*** Begin section ***
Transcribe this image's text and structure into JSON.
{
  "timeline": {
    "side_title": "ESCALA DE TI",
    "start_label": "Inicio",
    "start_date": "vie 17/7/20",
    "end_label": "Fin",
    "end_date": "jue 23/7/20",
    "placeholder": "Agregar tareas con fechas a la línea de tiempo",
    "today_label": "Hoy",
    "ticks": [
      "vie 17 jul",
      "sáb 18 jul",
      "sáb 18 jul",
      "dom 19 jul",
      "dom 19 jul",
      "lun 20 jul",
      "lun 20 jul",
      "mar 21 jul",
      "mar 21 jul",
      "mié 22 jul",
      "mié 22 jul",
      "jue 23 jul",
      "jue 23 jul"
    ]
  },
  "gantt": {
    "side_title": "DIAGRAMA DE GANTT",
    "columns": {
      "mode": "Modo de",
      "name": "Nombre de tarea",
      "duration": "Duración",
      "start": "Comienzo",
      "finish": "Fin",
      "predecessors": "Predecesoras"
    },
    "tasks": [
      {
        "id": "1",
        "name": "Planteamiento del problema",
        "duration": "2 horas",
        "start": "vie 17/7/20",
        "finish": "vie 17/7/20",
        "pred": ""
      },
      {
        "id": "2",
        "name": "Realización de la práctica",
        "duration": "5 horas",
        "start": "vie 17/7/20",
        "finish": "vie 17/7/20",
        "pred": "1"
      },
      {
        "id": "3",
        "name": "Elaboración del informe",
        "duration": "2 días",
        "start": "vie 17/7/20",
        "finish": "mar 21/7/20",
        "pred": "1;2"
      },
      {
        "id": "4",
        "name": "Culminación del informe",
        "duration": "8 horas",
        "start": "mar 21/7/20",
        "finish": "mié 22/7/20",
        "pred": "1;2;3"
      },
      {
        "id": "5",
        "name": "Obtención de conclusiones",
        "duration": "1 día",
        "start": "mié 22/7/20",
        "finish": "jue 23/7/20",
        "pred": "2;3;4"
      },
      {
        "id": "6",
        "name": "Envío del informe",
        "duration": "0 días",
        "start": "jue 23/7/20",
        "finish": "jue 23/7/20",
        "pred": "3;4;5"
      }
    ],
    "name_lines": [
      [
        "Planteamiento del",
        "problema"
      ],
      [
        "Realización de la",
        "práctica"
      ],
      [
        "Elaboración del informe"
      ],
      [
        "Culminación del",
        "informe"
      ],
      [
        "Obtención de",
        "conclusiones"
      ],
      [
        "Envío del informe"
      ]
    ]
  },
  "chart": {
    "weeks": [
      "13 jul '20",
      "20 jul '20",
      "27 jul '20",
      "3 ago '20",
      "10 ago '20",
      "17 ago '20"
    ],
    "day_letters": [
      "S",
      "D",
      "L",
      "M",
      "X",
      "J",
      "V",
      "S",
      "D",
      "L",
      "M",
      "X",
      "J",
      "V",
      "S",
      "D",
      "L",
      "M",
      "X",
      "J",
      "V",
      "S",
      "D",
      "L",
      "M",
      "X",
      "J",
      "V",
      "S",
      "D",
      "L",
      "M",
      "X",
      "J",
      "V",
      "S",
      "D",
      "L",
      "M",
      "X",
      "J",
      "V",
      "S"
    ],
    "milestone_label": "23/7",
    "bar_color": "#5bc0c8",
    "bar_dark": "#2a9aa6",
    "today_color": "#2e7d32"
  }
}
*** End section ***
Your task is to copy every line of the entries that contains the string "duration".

RESULT OF THIS TASK:
      "duration": "Duración",
        "duration": "2 horas",
        "duration": "5 horas",
        "duration": "2 días",
        "duration": "8 horas",
        "duration": "1 día",
        "duration": "0 días",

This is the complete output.